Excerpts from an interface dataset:

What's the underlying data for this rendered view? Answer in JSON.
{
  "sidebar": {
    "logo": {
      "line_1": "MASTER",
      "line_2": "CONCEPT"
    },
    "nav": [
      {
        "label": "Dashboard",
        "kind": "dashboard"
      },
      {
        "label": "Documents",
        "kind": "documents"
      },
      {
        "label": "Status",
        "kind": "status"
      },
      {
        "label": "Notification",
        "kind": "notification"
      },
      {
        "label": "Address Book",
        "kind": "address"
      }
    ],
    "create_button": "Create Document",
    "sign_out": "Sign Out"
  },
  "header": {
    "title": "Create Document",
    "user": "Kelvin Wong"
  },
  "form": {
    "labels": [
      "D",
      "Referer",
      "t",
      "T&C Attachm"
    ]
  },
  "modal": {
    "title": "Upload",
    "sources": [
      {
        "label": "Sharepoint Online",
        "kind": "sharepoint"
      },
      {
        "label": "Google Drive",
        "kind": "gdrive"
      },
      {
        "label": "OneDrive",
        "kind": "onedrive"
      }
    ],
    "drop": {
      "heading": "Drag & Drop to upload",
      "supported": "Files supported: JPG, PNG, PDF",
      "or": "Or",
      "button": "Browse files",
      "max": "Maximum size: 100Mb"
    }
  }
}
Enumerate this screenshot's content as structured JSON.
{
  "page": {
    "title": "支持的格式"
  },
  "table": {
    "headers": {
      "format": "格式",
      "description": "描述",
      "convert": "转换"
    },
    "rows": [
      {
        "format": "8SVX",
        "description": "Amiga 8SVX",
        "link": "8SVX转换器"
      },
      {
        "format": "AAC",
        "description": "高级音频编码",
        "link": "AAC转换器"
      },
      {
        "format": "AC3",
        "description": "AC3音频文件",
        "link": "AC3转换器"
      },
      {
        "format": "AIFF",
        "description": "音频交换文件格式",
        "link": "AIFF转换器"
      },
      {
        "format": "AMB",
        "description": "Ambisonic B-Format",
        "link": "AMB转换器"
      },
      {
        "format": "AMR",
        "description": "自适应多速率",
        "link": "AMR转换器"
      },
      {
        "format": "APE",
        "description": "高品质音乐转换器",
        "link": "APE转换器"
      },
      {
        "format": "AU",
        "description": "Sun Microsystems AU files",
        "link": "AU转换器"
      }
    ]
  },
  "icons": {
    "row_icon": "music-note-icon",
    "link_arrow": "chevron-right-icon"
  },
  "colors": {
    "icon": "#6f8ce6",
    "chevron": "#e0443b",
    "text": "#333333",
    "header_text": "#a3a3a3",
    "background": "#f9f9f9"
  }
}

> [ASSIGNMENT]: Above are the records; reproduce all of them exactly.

> [RESULT FOR THIS TASK]:
What's the underlying data for this rendered view? Answer in JSON.
{
  "sidebar": {
    "logo": {
      "line_1": "MASTER",
      "line_2": "CONCEPT"
    },
    "nav": [
      {
        "label": "Dashboard",
        "kind": "dashboard"
      },
      {
        "label": "Documents",
        "kind": "documents"
      },
      {
        "label": "Status",
        "kind": "status"
      },
      {
        "label": "Notification",
        "kind": "notification"
      },
      {
        "label": "Address Book",
        "kind": "address"
      }
    ],
    "create_button": "Create Document",
    "sign_out": "Sign Out"
  },
  "header": {
    "title": "Create Document",
    "user": "Kelvin Wong"
  },
  "form": {
    "labels": [
      "D",
      "Referer",
      "t",
      "T&C Attachm"
    ]
  },
  "modal": {
    "title": "Upload",
    "sources": [
      {
        "label": "Sharepoint Online",
        "kind": "sharepoint"
      },
      {
        "label": "Google Drive",
        "kind": "gdrive"
      },
      {
        "label": "OneDrive",
        "kind": "onedrive"
      }
    ],
    "drop": {
      "heading": "Drag & Drop to upload",
      "supported": "Files supported: JPG, PNG, PDF",
      "or": "Or",
      "button": "Browse files",
      "max": "Maximum size: 100Mb"
    }
  }
}
Enumerate this screenshot's content as structured JSON.
{
  "page": {
    "title": "支持的格式"
  },
  "table": {
    "headers": {
      "format": "格式",
      "description": "描述",
      "convert": "转换"
    },
    "rows": [
      {
        "format": "8SVX",
        "description": "Amiga 8SVX",
        "link": "8SVX转换器"
      },
      {
        "format": "AAC",
        "description": "高级音频编码",
        "link": "AAC转换器"
      },
      {
        "format": "AC3",
        "description": "AC3音频文件",
        "link": "AC3转换器"
      },
      {
        "format": "AIFF",
        "description": "音频交换文件格式",
        "link": "AIFF转换器"
      },
      {
        "format": "AMB",
        "description": "Ambisonic B-Format",
        "link": "AMB转换器"
      },
      {
        "format": "AMR",
        "description": "自适应多速率",
        "link": "AMR转换器"
      },
      {
        "format": "APE",
        "description": "高品质音乐转换器",
        "link": "APE转换器"
      },
      {
        "format": "AU",
        "description": "Sun Microsystems AU files",
        "link": "AU转换器"
      }
    ]
  },
  "icons": {
    "row_icon": "music-note-icon",
    "link_arrow": "chevron-right-icon"
  },
  "colors": {
    "icon": "#6f8ce6",
    "chevron": "#e0443b",
    "text": "#333333",
    "header_text": "#a3a3a3",
    "background": "#f9f9f9"
  }
}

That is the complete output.